* [Directions for this task]:
Each line that includes "JSON" must be copied from the records.

* [Record set]:
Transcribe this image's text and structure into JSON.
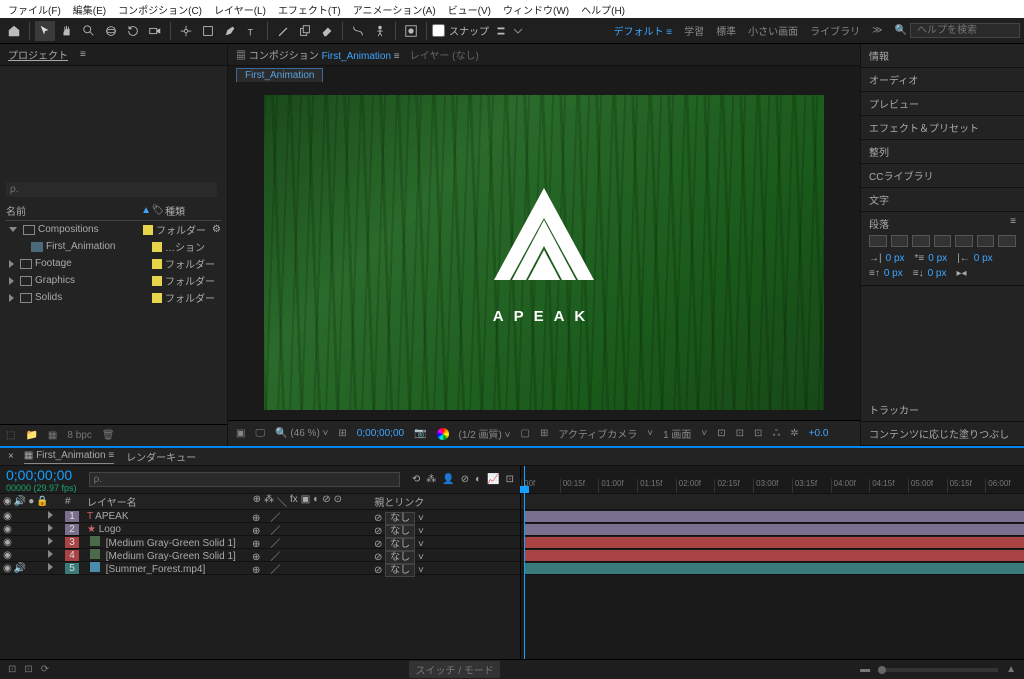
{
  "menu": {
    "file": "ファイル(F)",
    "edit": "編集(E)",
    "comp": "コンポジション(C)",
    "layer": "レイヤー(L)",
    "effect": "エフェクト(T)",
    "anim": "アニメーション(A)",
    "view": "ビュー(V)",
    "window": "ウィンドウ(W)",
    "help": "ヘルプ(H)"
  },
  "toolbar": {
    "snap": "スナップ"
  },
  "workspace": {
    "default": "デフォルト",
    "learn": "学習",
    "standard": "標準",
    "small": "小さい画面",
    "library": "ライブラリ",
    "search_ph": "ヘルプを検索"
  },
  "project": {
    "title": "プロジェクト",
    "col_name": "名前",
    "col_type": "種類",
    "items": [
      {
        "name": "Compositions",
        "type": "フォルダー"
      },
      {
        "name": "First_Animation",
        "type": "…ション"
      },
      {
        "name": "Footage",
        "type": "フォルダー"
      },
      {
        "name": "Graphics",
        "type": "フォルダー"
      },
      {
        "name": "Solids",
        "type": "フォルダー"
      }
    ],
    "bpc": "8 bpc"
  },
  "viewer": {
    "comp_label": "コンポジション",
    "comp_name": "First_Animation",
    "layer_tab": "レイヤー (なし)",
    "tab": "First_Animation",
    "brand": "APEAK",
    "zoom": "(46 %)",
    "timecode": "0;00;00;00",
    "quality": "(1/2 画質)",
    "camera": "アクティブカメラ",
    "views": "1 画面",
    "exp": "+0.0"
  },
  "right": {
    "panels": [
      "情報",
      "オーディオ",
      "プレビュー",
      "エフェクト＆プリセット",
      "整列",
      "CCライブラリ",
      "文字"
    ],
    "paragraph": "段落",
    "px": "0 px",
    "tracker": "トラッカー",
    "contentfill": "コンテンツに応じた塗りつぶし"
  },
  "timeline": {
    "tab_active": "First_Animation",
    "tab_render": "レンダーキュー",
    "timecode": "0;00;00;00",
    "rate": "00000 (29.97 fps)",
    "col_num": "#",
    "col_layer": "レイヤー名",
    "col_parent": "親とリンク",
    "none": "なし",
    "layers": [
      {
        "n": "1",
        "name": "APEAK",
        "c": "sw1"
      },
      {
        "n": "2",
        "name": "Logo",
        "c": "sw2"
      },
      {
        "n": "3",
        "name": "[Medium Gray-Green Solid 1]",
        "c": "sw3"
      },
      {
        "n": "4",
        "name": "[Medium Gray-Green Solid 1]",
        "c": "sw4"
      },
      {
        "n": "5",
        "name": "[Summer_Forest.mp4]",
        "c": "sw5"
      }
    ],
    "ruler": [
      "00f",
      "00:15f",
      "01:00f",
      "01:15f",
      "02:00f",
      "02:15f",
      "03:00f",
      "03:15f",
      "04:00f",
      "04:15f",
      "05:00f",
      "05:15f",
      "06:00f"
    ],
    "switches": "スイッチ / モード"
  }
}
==
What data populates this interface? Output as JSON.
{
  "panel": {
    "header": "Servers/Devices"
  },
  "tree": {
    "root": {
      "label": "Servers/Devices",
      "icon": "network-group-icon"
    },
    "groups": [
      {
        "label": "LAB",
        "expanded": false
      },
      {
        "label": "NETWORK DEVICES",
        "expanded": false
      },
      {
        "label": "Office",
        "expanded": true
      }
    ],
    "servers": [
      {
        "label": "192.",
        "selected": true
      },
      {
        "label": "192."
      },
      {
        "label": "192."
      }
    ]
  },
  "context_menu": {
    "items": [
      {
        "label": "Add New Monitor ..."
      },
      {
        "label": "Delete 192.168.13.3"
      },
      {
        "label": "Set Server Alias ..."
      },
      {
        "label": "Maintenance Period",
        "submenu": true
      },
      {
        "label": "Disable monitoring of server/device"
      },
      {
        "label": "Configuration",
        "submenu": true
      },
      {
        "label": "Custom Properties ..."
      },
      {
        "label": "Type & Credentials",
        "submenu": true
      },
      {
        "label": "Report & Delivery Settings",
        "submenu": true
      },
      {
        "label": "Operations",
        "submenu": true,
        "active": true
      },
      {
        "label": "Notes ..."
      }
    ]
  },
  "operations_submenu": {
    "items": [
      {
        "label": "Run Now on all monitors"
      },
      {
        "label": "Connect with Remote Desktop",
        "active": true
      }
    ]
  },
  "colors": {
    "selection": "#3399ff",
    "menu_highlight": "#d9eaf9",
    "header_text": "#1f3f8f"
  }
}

* [Final answer]:
Transcribe this image's text and structure into JSON.
What data populates this interface? Output as JSON.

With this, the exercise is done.